Task objective
Within the data that follows, how many lines contain the word "appurls"? Reply with only the number.

Data extracted from a collection:
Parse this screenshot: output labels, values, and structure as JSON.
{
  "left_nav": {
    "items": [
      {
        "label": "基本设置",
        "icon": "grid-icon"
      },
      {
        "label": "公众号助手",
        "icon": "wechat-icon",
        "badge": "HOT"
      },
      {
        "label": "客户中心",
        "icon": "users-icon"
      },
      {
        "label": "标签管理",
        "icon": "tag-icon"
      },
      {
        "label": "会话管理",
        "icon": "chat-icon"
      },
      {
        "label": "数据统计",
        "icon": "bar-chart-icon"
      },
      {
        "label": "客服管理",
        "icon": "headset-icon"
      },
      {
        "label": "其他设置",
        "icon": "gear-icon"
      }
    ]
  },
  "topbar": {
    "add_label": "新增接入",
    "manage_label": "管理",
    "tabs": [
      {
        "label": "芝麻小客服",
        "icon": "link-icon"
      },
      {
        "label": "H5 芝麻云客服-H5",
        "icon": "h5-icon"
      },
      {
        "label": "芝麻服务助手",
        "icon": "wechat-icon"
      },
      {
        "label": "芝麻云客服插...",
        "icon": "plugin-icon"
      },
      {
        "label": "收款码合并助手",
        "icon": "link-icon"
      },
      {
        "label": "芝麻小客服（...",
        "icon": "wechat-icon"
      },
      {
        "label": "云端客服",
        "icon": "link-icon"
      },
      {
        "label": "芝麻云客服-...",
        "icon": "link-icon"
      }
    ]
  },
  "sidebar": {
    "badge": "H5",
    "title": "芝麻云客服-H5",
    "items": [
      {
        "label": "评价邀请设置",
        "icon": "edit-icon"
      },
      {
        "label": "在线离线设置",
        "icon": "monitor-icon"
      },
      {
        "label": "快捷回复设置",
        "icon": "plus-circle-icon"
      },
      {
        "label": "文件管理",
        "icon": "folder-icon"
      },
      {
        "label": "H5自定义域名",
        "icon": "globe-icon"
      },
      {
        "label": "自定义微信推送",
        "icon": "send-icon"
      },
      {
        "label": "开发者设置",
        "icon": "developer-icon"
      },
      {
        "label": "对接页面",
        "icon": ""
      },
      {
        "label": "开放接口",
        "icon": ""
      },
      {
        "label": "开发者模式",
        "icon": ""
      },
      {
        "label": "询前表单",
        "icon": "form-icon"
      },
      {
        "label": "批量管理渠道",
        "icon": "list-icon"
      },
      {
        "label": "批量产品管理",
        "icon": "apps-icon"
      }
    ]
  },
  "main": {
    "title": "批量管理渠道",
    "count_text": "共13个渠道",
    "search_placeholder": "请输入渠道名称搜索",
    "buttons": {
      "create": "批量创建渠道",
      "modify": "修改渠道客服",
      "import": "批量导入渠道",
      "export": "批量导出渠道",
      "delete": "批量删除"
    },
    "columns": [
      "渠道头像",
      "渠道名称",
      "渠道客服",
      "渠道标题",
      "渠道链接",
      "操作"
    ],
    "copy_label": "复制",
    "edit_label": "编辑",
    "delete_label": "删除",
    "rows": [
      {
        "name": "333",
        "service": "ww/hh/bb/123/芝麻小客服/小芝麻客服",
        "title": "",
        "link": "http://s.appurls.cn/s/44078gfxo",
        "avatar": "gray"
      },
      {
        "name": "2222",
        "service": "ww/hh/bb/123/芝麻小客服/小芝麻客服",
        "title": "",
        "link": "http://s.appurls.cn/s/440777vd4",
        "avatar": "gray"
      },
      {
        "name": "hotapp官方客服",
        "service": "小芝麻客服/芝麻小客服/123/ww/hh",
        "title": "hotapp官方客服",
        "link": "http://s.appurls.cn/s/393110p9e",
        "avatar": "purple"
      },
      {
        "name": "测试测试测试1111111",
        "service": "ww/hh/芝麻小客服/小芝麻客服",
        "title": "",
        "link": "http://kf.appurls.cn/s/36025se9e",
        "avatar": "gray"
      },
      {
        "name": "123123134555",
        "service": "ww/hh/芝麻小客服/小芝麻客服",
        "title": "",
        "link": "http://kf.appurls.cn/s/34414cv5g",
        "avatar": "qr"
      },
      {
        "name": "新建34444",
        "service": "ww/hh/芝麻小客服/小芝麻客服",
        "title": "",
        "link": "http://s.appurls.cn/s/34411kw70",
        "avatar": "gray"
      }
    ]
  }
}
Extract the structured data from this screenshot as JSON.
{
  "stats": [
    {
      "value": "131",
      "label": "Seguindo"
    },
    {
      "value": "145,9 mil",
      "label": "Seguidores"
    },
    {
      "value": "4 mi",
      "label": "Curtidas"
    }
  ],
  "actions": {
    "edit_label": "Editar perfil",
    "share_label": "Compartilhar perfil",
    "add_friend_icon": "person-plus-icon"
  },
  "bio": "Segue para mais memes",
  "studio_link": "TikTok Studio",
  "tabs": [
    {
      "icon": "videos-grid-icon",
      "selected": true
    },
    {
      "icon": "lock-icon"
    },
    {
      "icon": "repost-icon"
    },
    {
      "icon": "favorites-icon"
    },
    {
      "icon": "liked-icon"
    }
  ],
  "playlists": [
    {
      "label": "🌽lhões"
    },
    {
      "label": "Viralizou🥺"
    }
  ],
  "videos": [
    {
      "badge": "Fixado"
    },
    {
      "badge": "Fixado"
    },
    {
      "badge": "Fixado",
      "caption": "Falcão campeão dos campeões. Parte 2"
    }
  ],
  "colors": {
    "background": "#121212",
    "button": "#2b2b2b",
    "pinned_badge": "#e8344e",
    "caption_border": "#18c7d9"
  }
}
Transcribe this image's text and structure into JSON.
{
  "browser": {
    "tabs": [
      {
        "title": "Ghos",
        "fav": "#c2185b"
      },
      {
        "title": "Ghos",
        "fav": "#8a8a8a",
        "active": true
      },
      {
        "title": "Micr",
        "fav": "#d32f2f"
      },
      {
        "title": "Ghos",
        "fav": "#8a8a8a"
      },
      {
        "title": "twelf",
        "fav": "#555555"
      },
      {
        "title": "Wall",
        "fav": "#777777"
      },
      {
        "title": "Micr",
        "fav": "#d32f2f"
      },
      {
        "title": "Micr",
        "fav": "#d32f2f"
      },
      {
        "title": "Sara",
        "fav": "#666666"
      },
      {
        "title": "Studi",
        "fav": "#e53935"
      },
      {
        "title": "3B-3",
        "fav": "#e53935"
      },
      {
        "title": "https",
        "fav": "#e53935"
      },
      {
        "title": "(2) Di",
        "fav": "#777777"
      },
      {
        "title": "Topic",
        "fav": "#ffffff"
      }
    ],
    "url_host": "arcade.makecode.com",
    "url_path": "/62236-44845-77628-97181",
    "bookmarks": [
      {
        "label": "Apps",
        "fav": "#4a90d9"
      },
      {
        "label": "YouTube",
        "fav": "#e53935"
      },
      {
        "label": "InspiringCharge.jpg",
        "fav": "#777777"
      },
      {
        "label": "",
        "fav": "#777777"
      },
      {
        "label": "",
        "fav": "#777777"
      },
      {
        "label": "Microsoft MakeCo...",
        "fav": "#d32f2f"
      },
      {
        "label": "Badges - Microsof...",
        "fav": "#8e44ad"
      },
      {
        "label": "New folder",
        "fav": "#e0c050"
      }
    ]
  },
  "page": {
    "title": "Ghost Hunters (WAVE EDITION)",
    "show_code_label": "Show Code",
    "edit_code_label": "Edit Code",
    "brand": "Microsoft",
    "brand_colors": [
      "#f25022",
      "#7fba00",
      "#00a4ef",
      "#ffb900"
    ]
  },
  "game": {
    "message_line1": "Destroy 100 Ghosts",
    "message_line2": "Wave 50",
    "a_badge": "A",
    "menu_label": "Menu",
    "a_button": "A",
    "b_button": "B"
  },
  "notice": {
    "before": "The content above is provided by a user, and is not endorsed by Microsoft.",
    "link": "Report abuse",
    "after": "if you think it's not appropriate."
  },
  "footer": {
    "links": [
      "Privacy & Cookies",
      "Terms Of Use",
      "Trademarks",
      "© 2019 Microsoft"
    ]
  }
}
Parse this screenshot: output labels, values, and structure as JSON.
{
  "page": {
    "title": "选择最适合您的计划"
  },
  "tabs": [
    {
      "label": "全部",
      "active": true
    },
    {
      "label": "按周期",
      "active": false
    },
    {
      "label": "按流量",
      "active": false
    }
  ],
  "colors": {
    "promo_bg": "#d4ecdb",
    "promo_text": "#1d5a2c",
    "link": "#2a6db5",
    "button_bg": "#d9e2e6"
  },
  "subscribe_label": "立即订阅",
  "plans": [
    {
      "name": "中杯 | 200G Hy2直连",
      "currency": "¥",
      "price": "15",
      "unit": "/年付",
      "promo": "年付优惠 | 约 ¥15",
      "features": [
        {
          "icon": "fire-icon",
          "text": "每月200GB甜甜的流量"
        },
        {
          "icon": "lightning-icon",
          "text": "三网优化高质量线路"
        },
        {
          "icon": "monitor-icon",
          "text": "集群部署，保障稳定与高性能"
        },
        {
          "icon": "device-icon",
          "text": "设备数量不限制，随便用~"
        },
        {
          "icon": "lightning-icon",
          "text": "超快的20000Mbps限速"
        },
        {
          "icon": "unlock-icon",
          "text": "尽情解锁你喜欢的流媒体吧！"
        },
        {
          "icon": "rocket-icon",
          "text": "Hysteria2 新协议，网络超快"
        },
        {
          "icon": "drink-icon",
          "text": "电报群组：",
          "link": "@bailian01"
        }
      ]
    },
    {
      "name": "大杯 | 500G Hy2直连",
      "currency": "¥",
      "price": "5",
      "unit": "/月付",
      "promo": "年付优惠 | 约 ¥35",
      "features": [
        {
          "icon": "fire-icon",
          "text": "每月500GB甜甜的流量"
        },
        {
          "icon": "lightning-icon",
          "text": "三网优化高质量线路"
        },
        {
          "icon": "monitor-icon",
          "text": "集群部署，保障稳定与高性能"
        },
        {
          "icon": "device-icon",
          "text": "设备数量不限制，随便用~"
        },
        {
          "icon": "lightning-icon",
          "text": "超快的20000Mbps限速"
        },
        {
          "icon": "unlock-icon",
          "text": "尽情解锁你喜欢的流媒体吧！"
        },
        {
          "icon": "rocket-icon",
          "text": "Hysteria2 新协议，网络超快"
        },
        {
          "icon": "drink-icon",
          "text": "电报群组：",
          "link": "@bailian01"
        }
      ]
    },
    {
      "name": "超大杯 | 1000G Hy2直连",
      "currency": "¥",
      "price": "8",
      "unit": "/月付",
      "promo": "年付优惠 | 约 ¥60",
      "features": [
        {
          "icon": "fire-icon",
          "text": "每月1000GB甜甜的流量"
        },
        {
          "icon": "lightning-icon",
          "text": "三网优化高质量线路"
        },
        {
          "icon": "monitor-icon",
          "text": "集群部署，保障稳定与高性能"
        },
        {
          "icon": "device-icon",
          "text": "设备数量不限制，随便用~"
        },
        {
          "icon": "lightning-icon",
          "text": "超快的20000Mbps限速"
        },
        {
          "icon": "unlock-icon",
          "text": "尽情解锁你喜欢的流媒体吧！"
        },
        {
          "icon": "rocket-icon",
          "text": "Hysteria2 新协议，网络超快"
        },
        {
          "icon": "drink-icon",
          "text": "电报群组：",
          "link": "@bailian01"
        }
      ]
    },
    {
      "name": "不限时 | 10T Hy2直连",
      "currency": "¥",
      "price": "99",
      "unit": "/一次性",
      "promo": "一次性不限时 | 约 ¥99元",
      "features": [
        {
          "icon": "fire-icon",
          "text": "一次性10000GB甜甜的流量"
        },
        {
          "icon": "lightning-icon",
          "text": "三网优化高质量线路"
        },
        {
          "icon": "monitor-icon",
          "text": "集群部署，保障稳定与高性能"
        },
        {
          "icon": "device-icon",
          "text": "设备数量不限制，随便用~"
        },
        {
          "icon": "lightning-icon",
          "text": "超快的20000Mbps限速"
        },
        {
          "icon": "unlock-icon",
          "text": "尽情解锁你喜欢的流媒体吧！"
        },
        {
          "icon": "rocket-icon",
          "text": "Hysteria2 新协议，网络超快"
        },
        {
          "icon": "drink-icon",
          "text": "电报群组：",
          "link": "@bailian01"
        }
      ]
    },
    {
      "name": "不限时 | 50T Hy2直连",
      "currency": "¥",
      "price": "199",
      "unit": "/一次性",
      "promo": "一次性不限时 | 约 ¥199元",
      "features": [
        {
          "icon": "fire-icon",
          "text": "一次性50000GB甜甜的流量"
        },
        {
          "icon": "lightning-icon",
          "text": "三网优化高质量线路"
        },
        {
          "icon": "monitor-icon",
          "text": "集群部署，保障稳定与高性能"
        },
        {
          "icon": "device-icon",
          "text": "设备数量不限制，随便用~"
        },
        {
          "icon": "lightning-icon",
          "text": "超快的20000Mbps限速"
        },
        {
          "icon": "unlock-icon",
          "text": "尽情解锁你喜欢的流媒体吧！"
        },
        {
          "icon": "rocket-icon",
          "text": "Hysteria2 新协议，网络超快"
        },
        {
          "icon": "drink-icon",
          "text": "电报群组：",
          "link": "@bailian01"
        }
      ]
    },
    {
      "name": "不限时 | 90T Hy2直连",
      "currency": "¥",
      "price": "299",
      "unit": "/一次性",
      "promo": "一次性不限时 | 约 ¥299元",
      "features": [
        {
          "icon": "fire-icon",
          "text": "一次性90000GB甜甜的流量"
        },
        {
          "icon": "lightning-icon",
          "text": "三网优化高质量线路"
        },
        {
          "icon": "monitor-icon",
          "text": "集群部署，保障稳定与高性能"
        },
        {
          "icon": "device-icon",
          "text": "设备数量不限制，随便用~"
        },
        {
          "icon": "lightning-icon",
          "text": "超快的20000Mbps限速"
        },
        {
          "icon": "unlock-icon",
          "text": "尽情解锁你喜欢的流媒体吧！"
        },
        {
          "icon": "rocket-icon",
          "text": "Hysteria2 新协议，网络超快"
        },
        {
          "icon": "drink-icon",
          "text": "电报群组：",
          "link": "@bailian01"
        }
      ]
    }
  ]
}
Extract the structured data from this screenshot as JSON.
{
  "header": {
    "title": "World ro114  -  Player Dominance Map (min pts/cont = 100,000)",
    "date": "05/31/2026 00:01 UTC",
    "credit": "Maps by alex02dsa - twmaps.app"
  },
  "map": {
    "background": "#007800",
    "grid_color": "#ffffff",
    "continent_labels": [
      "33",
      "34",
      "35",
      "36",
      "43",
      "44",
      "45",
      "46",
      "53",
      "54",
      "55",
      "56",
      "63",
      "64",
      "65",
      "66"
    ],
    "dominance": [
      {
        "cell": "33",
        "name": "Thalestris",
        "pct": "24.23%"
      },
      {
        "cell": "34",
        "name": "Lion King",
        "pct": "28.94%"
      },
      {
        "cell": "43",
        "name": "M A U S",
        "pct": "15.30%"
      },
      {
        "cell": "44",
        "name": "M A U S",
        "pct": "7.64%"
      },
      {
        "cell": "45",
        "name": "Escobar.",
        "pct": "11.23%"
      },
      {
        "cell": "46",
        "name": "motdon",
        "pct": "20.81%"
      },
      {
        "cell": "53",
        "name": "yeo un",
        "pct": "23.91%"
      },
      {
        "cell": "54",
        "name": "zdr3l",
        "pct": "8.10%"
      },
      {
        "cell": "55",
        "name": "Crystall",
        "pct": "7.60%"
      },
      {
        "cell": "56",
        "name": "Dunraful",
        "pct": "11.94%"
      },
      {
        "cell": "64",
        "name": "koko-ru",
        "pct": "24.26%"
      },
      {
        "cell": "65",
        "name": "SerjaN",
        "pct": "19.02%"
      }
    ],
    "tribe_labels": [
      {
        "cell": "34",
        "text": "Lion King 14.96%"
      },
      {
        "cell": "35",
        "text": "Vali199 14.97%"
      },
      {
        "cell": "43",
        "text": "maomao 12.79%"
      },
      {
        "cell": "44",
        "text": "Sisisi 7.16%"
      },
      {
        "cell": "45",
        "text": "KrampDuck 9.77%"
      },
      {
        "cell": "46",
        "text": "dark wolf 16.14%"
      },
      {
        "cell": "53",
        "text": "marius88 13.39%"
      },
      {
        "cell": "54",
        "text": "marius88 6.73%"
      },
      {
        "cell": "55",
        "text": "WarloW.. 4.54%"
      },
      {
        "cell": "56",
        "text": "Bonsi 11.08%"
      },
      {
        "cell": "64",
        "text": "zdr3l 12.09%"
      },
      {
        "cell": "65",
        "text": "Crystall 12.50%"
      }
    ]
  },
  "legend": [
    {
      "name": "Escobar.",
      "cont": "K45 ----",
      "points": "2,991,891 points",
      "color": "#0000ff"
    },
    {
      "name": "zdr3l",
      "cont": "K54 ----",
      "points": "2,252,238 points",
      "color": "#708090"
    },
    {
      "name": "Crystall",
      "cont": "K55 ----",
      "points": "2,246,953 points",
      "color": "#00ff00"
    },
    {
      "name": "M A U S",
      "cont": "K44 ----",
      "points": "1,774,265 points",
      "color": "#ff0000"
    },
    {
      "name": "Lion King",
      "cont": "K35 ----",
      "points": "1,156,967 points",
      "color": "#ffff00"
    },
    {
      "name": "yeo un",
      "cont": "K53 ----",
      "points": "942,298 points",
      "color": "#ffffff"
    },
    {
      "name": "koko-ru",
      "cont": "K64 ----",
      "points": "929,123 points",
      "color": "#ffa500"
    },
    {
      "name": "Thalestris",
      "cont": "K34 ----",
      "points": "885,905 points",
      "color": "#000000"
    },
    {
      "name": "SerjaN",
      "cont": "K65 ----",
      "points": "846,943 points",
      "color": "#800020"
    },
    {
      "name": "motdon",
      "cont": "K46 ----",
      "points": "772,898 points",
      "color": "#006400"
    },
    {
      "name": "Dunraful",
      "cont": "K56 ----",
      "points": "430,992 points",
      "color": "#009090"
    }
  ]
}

Result for this exercise
6